**Instructions for the task:**
The data is to be reproduced in full and without error.

**Items from an interface collection:**

• • •

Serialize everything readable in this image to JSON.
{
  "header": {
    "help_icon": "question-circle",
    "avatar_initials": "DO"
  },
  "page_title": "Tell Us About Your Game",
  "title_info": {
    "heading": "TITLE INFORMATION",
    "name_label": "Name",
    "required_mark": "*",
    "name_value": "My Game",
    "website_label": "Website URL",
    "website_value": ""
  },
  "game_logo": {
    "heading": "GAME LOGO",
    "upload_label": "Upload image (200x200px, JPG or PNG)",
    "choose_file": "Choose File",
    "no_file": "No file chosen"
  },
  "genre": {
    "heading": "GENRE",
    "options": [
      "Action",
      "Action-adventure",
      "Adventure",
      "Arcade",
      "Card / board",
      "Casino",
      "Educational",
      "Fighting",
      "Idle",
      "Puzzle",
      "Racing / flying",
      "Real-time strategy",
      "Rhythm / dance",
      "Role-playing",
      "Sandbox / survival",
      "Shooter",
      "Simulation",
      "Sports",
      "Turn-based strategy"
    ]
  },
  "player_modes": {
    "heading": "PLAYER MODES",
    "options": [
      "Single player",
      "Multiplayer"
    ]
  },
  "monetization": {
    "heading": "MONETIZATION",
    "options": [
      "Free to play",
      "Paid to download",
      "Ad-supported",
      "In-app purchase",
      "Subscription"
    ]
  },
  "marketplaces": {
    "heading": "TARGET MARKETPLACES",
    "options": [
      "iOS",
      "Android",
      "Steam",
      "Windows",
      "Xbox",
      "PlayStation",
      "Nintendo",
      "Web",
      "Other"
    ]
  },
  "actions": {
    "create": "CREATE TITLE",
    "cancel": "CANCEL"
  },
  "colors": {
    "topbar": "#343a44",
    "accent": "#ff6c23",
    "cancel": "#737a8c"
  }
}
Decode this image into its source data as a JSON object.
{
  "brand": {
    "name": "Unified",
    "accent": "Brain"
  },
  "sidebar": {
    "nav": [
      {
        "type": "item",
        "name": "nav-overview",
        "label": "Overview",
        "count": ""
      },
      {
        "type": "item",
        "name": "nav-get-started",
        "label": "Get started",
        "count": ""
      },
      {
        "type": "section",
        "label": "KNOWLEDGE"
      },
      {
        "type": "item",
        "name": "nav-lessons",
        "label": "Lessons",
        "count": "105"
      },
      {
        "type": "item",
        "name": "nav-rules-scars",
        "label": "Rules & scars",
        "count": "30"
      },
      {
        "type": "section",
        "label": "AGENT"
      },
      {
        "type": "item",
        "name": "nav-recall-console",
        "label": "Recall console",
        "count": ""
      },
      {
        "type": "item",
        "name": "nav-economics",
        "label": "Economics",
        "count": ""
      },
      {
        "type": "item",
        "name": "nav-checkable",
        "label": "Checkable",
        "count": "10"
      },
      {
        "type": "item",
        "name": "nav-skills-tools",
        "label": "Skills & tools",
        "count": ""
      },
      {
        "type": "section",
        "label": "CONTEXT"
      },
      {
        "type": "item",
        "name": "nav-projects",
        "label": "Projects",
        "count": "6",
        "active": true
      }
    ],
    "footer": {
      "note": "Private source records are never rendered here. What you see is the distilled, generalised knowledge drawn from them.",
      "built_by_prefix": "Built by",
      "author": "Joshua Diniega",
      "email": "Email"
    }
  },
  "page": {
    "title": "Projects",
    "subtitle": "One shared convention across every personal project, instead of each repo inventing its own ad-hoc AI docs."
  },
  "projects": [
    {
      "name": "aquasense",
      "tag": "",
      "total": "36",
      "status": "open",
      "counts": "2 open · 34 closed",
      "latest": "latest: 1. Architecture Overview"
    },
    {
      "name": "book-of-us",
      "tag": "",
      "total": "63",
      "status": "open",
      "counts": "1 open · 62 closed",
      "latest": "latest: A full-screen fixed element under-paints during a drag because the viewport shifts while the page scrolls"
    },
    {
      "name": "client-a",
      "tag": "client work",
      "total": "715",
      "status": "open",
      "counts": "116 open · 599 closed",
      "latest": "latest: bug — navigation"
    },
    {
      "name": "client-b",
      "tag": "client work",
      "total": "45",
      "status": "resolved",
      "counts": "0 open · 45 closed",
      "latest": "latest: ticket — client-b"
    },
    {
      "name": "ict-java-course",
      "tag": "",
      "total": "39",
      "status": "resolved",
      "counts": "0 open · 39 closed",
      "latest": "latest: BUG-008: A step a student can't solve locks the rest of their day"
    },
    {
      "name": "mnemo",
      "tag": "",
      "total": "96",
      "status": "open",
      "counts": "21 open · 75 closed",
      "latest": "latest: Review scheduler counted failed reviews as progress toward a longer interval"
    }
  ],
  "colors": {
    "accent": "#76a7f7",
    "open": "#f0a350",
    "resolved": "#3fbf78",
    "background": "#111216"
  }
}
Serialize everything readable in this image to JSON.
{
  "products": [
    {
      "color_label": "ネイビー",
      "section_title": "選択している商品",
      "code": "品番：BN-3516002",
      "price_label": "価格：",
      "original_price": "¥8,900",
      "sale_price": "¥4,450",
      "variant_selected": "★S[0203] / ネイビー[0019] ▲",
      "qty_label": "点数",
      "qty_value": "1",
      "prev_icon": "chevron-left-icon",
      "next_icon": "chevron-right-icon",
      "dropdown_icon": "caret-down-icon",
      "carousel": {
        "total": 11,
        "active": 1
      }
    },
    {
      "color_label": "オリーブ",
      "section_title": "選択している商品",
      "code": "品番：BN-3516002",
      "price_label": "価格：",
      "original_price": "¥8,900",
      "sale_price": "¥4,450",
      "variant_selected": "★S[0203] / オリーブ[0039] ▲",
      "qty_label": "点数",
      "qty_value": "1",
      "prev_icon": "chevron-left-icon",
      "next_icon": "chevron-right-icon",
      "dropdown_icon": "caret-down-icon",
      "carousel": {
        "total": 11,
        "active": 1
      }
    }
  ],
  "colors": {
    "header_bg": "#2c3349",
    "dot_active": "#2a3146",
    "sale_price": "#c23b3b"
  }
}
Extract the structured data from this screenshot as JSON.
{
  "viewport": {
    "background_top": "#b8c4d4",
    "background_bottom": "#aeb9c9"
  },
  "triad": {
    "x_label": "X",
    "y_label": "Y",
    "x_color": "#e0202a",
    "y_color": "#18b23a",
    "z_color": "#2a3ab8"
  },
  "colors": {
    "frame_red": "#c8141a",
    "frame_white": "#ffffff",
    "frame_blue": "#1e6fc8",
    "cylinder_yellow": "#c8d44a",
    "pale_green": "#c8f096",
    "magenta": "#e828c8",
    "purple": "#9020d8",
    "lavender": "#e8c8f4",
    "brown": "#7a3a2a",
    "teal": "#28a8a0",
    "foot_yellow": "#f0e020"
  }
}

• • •

**Response box:**
Serialize everything readable in this image to JSON.
{
  "header": {
    "help_icon": "question-circle",
    "avatar_initials": "DO"
  },
  "page_title": "Tell Us About Your Game",
  "title_info": {
    "heading": "TITLE INFORMATION",
    "name_label": "Name",
    "required_mark": "*",
    "name_value": "My Game",
    "website_label": "Website URL",
    "website_value": ""
  },
  "game_logo": {
    "heading": "GAME LOGO",
    "upload_label": "Upload image (200x200px, JPG or PNG)",
    "choose_file": "Choose File",
    "no_file": "No file chosen"
  },
  "genre": {
    "heading": "GENRE",
    "options": [
      "Action",
      "Action-adventure",
      "Adventure",
      "Arcade",
      "Card / board",
      "Casino",
      "Educational",
      "Fighting",
      "Idle",
      "Puzzle",
      "Racing / flying",
      "Real-time strategy",
      "Rhythm / dance",
      "Role-playing",
      "Sandbox / survival",
      "Shooter",
      "Simulation",
      "Sports",
      "Turn-based strategy"
    ]
  },
  "player_modes": {
    "heading": "PLAYER MODES",
    "options": [
      "Single player",
      "Multiplayer"
    ]
  },
  "monetization": {
    "heading": "MONETIZATION",
    "options": [
      "Free to play",
      "Paid to download",
      "Ad-supported",
      "In-app purchase",
      "Subscription"
    ]
  },
  "marketplaces": {
    "heading": "TARGET MARKETPLACES",
    "options": [
      "iOS",
      "Android",
      "Steam",
      "Windows",
      "Xbox",
      "PlayStation",
      "Nintendo",
      "Web",
      "Other"
    ]
  },
  "actions": {
    "create": "CREATE TITLE",
    "cancel": "CANCEL"
  },
  "colors": {
    "topbar": "#343a44",
    "accent": "#ff6c23",
    "cancel": "#737a8c"
  }
}
Decode this image into its source data as a JSON object.
{
  "brand": {
    "name": "Unified",
    "accent": "Brain"
  },
  "sidebar": {
    "nav": [
      {
        "type": "item",
        "name": "nav-overview",
        "label": "Overview",
        "count": ""
      },
      {
        "type": "item",
        "name": "nav-get-started",
        "label": "Get started",
        "count": ""
      },
      {
        "type": "section",
        "label": "KNOWLEDGE"
      },
      {
        "type": "item",
        "name": "nav-lessons",
        "label": "Lessons",
        "count": "105"
      },
      {
        "type": "item",
        "name": "nav-rules-scars",
        "label": "Rules & scars",
        "count": "30"
      },
      {
        "type": "section",
        "label": "AGENT"
      },
      {
        "type": "item",
        "name": "nav-recall-console",
        "label": "Recall console",
        "count": ""
      },
      {
        "type": "item",
        "name": "nav-economics",
        "label": "Economics",
        "count": ""
      },
      {
        "type": "item",
        "name": "nav-checkable",
        "label": "Checkable",
        "count": "10"
      },
      {
        "type": "item",
        "name": "nav-skills-tools",
        "label": "Skills & tools",
        "count": ""
      },
      {
        "type": "section",
        "label": "CONTEXT"
      },
      {
        "type": "item",
        "name": "nav-projects",
        "label": "Projects",
        "count": "6",
        "active": true
      }
    ],
    "footer": {
      "note": "Private source records are never rendered here. What you see is the distilled, generalised knowledge drawn from them.",
      "built_by_prefix": "Built by",
      "author": "Joshua Diniega",
      "email": "Email"
    }
  },
  "page": {
    "title": "Projects",
    "subtitle": "One shared convention across every personal project, instead of each repo inventing its own ad-hoc AI docs."
  },
  "projects": [
    {
      "name": "aquasense",
      "tag": "",
      "total": "36",
      "status": "open",
      "counts": "2 open · 34 closed",
      "latest": "latest: 1. Architecture Overview"
    },
    {
      "name": "book-of-us",
      "tag": "",
      "total": "63",
      "status": "open",
      "counts": "1 open · 62 closed",
      "latest": "latest: A full-screen fixed element under-paints during a drag because the viewport shifts while the page scrolls"
    },
    {
      "name": "client-a",
      "tag": "client work",
      "total": "715",
      "status": "open",
      "counts": "116 open · 599 closed",
      "latest": "latest: bug — navigation"
    },
    {
      "name": "client-b",
      "tag": "client work",
      "total": "45",
      "status": "resolved",
      "counts": "0 open · 45 closed",
      "latest": "latest: ticket — client-b"
    },
    {
      "name": "ict-java-course",
      "tag": "",
      "total": "39",
      "status": "resolved",
      "counts": "0 open · 39 closed",
      "latest": "latest: BUG-008: A step a student can't solve locks the rest of their day"
    },
    {
      "name": "mnemo",
      "tag": "",
      "total": "96",
      "status": "open",
      "counts": "21 open · 75 closed",
      "latest": "latest: Review scheduler counted failed reviews as progress toward a longer interval"
    }
  ],
  "colors": {
    "accent": "#76a7f7",
    "open": "#f0a350",
    "resolved": "#3fbf78",
    "background": "#111216"
  }
}
Serialize everything readable in this image to JSON.
{
  "products": [
    {
      "color_label": "ネイビー",
      "section_title": "選択している商品",
      "code": "品番：BN-3516002",
      "price_label": "価格：",
      "original_price": "¥8,900",
      "sale_price": "¥4,450",
      "variant_selected": "★S[0203] / ネイビー[0019] ▲",
      "qty_label": "点数",
      "qty_value": "1",
      "prev_icon": "chevron-left-icon",
      "next_icon": "chevron-right-icon",
      "dropdown_icon": "caret-down-icon",
      "carousel": {
        "total": 11,
        "active": 1
      }
    },
    {
      "color_label": "オリーブ",
      "section_title": "選択している商品",
      "code": "品番：BN-3516002",
      "price_label": "価格：",
      "original_price": "¥8,900",
      "sale_price": "¥4,450",
      "variant_selected": "★S[0203] / オリーブ[0039] ▲",
      "qty_label": "点数",
      "qty_value": "1",
      "prev_icon": "chevron-left-icon",
      "next_icon": "chevron-right-icon",
      "dropdown_icon": "caret-down-icon",
      "carousel": {
        "total": 11,
        "active": 1
      }
    }
  ],
  "colors": {
    "header_bg": "#2c3349",
    "dot_active": "#2a3146",
    "sale_price": "#c23b3b"
  }
}
Extract the structured data from this screenshot as JSON.
{
  "viewport": {
    "background_top": "#b8c4d4",
    "background_bottom": "#aeb9c9"
  },
  "triad": {
    "x_label": "X",
    "y_label": "Y",
    "x_color": "#e0202a",
    "y_color": "#18b23a",
    "z_color": "#2a3ab8"
  },
  "colors": {
    "frame_red": "#c8141a",
    "frame_white": "#ffffff",
    "frame_blue": "#1e6fc8",
    "cylinder_yellow": "#c8d44a",
    "pale_green": "#c8f096",
    "magenta": "#e828c8",
    "purple": "#9020d8",
    "lavender": "#e8c8f4",
    "brown": "#7a3a2a",
    "teal": "#28a8a0",
    "foot_yellow": "#f0e020"
  }
}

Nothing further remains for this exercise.